Happy Clouds, Happy Trees

The Bob Ross Phenomenon

By Kristin G. Congdon, Doug Blandy, and Danny Coeyman
Hardcover : 9781617039959, 200 pages, 28 b&w and color illustrations, April 2014

An exploration of one of the most beloved and talented artists and painting instructors ever to teach on American television

Description

Readers will know Bob Ross (1942-1995) as the gentle, afro'd painter of happy trees on PBS. And while the Florida-born artist is reviled or ignored by the elite art world and scholarly art educators, he continues to be embraced around the globe as a healer and painter, even decades after his death. In Happy Clouds, Happy Trees, the authors thoughtfully explore how the Bob Ross phenomenon grew into a juggernaut.

Although his sincerity in embracing democracy, gift economies, conservation, and self-help may have left him previously denigrated as a subject of rigorous scholarship, this book uses contemporary art theory to explore the sophistication of Bob Ross's vision as an artist. It traces the ways in which his many fans have worshiped, emulated, and parodied him and his work. His technique allowed him to paint over 35,000 paintings in his lifetime, mostly of mountains and trees in landscapes heavily influenced by his time in the Air Force and stationed in Alaska.

The authors address issues of amateur art, sentimentality, imitation, boredom, seduction, and democratic practices in the art world. They fully examine Ross as a painter, teacher, healer, media star, performer, magician, and networker. In-depth comparisons are made to Andy Warhol and Thomas Kinkade, and mention is made of his life in relation to Joseph Beuys, Elvis Presley, St. Francis of Assisi, Carl Rogers, and many other creative personalities. In the end, Happy Clouds, Happy Trees presents Ross as a gift giver, someone who freely teaches the act of painting to anyone who believes in Ross's vision that "this is your world. "

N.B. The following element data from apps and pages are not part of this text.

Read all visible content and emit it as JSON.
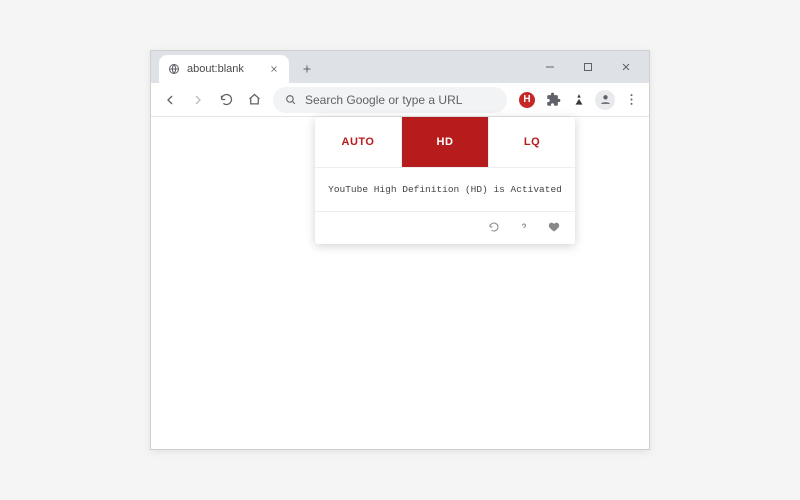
{
  "tab": {
    "title": "about:blank"
  },
  "omnibox": {
    "placeholder": "Search Google or type a URL"
  },
  "extension": {
    "badge": "H",
    "quality": {
      "auto": "AUTO",
      "hd": "HD",
      "lq": "LQ",
      "active": "hd"
    },
    "status": "YouTube High Definition (HD) is Activated"
  }
}
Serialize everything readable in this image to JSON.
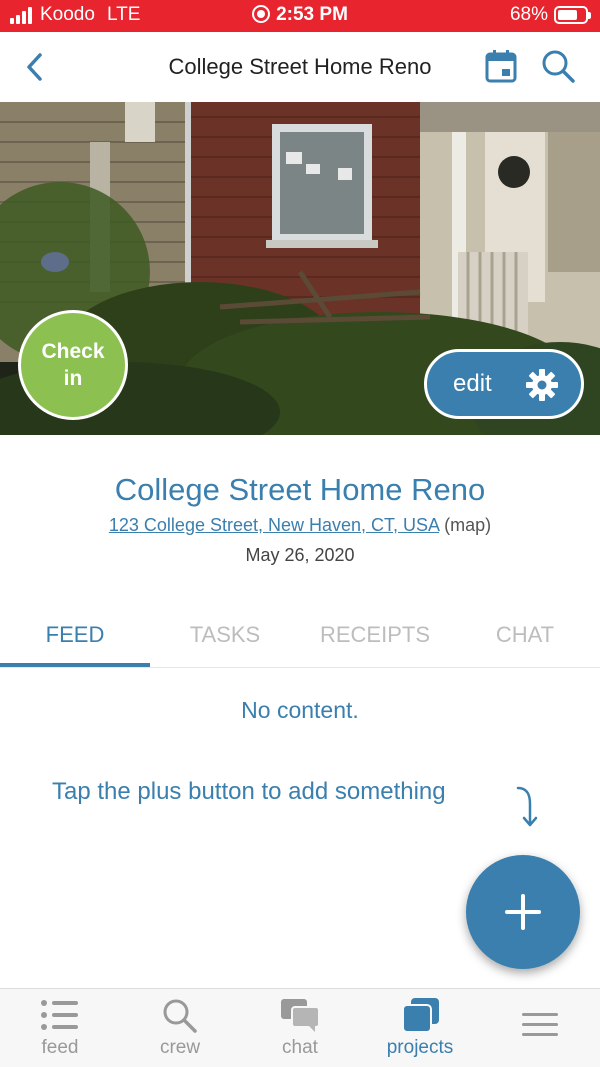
{
  "status_bar": {
    "carrier": "Koodo",
    "network": "LTE",
    "time": "2:53 PM",
    "battery": "68%"
  },
  "nav": {
    "title": "College Street Home Reno",
    "back_icon": "chevron-left-icon",
    "calendar_icon": "calendar-icon",
    "search_icon": "search-icon"
  },
  "hero": {
    "checkin_label_line1": "Check",
    "checkin_label_line2": "in",
    "edit_label": "edit",
    "gear_icon": "gear-icon"
  },
  "project": {
    "name": "College Street Home Reno",
    "address": "123 College Street, New Haven, CT, USA",
    "map_label": "(map)",
    "date": "May 26, 2020"
  },
  "tabs": [
    {
      "label": "FEED",
      "active": true
    },
    {
      "label": "TASKS",
      "active": false
    },
    {
      "label": "RECEIPTS",
      "active": false
    },
    {
      "label": "CHAT",
      "active": false
    }
  ],
  "feed": {
    "empty_message": "No content.",
    "hint": "Tap the plus button to add something"
  },
  "bottom_nav": [
    {
      "label": "feed",
      "icon": "list-icon",
      "active": false
    },
    {
      "label": "crew",
      "icon": "search-icon",
      "active": false
    },
    {
      "label": "chat",
      "icon": "chat-bubbles-icon",
      "active": false
    },
    {
      "label": "projects",
      "icon": "stacked-squares-icon",
      "active": true
    },
    {
      "label": "",
      "icon": "hamburger-menu-icon",
      "active": false
    }
  ],
  "colors": {
    "status_bar": "#e8242f",
    "accent": "#3a7fae",
    "checkin": "#8cc152",
    "inactive": "#999999"
  }
}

Reviews

Happy Clouds, Happy Trees presents a compelling argument about the significance of Bob Ross culturally and socially, and in the realm of arts education. The authors' smart engagement with emergent and established theories of aesthetics and art practice relative to art education pedagogy, as well their use of a cultural lens to situate the 'phenomenon' of Bob Ross in the larger contemporary milieu, results in a text that 'joyfully' shines.

- Lisa Rathje, Journal of American Folklore

This book, like Bob Ross himself, is a wonderfully captivating encounter that takes you to unexpected places in both art and life. Happy Clouds, Happy Trees: The Bob Ross Phenomenon reveals information about the internationally famous painter Bob Ross, but goes far beyond being a biographical recounting of this character of contrasts. Bob Ross is often viewed and welcomed as a calming, neighborly, painting presence and a trusted, artistic friend; other times he is seen as a joyful, yet perplexing, enigma. Which was he? A mix of both? Who was Bob Ross, really? In discussion of intriguing topics such as boredom, democracy, sentimentality, seduction, imitation, shamanism, and joy, along with the inclusion of lively and thoughtful comparisons between Bob Ross, Andy Warhol, Thomas Kinkade, Florida's Highwaymen, and a host of other artists, this book gives richness to the conversation about Bob Ross and how he is perceived. Happy Clouds, Happy Trees provides a window into the life of Bob Ross while at the same time exploring a multitude of artistic ideas, audiences, artists, and the art world, casting light on the life and practice of this unique painter, teacher, and friend to millions.

- Paul E. Bolin, professor and assistant chair of art education and visual art studies, The University of Texas at Austin